CTMirror notes in a recent story that minority leader in the state House of Representations Themis Klarides has voiced her concern often enough that “when Democrats expanded their lead in the House and regained control of the Senate — that the majority is gearing up to spend recklessly… ‘All we have heard from our colleagues on the other side of the aisle has been more, bigger, and let’s expand,’ Klarides said.”
Effective Republican resistance to spending increases, always a matter of numbers in the General Assembly, will be severely reduced in the new session.
Remarks at the opening of the General Assembly made by newly re-installed President Pro Tem of the Senate Martin Looney, who can be relied upon to set in stone Democrat goals in the chamber for the new Lamont administration, demonstrate that the Republican spending firewall has collapsed.
As is the case with most progressives in the General Assembly, Looney wants more: paid leave; a raise in the minimum wage; equitable justice, i.e. a “second chance’ reentry of convicted criminals into the non-criminal community; enlightened policies; a nurturing, supportive government; affordable housing, patient centered health care; superb education, including child care so that children will no longer be poisoned by a feeling of failure; the elimination of barriers that separate our communities; regional cooperation and much more.
Looney did not mention whether he would favor the elimination of municipal governments, presumptive “walls” that separate our communities, so that his vision of a true community of souls may be more perfectly realized. Enlightened policies in the future presumably will be those favored by the progressive Looney in the Senate and the even more progressive Speaker of the House Joe Aresimowicz.
Republican battalions in the General Assembly were decimated in state elections. Purely as a practical, mathematical matter, Republicans will have a voice but not a vote that matters in the Lamont era. More precisely, Republican votes will matter only as a voice of easily overridden opposition. However, if the recently concluded election taught Republicans anything, it is this: It is better to be vocal than mute. Silence in law and politics signifies assent.
Columnist Chris Powell wrote in the Journal Inquirer prior to Governor Ned Lamont’s State of the State address before the General Assembly, “During his campaign and the preparation of his administration Lamont endorsed or smiled upon nearly every liberal objective -- a higher minimum wage, free college, more free medical care, paid family leave, property tax relief, another ineffectual rewriting of the municipal school aid formula, and so forth. He has assured all the grasping Democratic constituencies that he has no ideas of his own and wouldn't dare question their premises.”

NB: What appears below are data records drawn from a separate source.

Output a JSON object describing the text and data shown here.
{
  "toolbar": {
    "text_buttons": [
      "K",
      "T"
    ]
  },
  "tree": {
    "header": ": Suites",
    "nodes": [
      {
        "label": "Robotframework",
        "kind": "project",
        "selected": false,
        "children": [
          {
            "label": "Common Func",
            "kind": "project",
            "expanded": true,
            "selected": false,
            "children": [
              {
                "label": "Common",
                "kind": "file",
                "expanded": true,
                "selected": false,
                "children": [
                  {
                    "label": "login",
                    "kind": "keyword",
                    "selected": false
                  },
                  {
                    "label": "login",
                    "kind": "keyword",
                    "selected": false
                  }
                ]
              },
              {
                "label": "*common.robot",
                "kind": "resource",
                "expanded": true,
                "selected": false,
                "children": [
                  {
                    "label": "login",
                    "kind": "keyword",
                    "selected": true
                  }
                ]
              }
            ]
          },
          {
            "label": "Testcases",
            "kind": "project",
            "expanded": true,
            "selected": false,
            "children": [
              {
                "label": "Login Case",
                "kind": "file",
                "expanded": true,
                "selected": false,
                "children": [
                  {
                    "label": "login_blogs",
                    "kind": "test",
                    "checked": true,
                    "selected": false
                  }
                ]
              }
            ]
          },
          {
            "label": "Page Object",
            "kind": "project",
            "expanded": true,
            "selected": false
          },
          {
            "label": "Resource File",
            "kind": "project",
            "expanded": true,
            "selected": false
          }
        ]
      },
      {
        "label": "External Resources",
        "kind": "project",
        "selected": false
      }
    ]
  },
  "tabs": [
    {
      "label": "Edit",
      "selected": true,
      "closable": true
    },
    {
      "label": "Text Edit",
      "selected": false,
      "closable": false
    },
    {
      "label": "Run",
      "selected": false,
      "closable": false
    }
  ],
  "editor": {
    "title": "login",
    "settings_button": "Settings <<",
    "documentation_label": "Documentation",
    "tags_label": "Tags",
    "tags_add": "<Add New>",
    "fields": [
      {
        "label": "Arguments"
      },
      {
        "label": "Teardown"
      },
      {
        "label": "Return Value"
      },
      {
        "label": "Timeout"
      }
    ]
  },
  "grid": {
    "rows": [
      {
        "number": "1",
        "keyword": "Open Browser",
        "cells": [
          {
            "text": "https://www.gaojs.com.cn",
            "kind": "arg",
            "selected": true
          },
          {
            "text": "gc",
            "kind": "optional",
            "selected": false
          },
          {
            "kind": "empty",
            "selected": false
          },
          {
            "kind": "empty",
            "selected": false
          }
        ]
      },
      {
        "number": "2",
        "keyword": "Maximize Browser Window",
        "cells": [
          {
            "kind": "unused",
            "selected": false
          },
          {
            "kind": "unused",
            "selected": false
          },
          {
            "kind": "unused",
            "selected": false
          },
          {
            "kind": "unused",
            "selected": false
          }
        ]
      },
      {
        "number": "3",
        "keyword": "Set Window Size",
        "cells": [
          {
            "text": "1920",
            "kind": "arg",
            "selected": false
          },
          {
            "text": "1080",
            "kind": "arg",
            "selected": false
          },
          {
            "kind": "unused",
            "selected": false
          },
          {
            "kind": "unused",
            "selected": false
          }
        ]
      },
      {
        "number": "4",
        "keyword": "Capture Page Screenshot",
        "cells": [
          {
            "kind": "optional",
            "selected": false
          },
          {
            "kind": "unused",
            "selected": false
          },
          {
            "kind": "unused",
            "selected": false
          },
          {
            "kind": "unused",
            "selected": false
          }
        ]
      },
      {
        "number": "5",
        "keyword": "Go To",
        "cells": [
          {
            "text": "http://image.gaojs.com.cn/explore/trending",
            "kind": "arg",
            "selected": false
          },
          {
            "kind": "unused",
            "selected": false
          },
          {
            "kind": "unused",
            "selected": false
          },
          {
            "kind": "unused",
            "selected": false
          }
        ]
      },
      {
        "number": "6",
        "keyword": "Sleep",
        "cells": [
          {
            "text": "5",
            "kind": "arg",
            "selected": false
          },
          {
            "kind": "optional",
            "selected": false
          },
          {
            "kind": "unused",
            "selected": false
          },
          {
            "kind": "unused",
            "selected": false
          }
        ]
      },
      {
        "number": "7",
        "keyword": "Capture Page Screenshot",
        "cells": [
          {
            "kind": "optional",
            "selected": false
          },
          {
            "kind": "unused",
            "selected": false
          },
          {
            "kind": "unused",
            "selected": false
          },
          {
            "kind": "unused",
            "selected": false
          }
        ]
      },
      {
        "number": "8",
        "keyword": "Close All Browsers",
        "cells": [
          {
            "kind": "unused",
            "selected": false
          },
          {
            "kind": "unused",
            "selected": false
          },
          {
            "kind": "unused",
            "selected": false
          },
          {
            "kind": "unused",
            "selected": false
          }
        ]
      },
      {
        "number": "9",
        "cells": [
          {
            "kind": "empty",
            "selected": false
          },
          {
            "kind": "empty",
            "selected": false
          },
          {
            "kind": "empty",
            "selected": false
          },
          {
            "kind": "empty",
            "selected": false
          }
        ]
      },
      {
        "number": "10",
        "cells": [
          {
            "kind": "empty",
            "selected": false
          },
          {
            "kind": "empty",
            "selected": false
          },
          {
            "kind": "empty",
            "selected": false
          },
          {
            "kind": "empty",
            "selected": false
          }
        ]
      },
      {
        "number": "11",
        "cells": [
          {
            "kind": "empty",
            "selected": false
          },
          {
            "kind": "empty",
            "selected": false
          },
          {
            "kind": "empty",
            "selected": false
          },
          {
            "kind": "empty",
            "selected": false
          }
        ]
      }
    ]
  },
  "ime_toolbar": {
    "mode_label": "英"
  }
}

If Powell is right, Lamont will be led down the spending aisle by the usual usher, Democrat progressives in the General Assembly far more experienced in the ways of governing than the untried governor, whose experience in legislative matters is at least as shallow as that of his Republican opponent, Bob Stefanowski.
All the talk about Connecticut “reinventing itself” may be a prelude to “more of the same” reformist tendencies. Former Governor Lowell Weicker, quoted in one story as having said of Lamont “I think he’ll be a great governor — not a good one, a great one — better than Lowell Weicker," reinvented even Connecticut when he rammed an income tax through a resistant legislature, vetoing three non-income-tax balanced budgets. Departing Governor Dan Malloy reinvented Connecticut anew when he imposed on the state two income tax increases that, taken together, represent the largest tax increase of any administration in state history. And here we are – in low-dive competing with New York in a race to the bottom.
Re-invention is very much overrated. What Thomas Paine said about the character of a man applies as well to the character of a state: "Character is much easier kept than recovered." It is much sounder political strategy to preserve live traditions rather than engaging in fatal re-inventions.
Connecticut already HAS a character that fortunately has not been entirely eviscerated by years of imprudent taxing and spending. One must listen very closely to progressives in the state legislature to discover their plans, if any, to cut spending permanently and long-term. Instead, we have had during the eight years of the Malloy administration a government that reformed everything but government, which has been growing at an alarming pace ever since Weicker – who believes that Lamont will be a great governor, even “better than Lowell Weicker" – changed the fixed character of Connecticut by making it more like Governor Andrew Cuomo’s New York, hardly a model of prudent governance.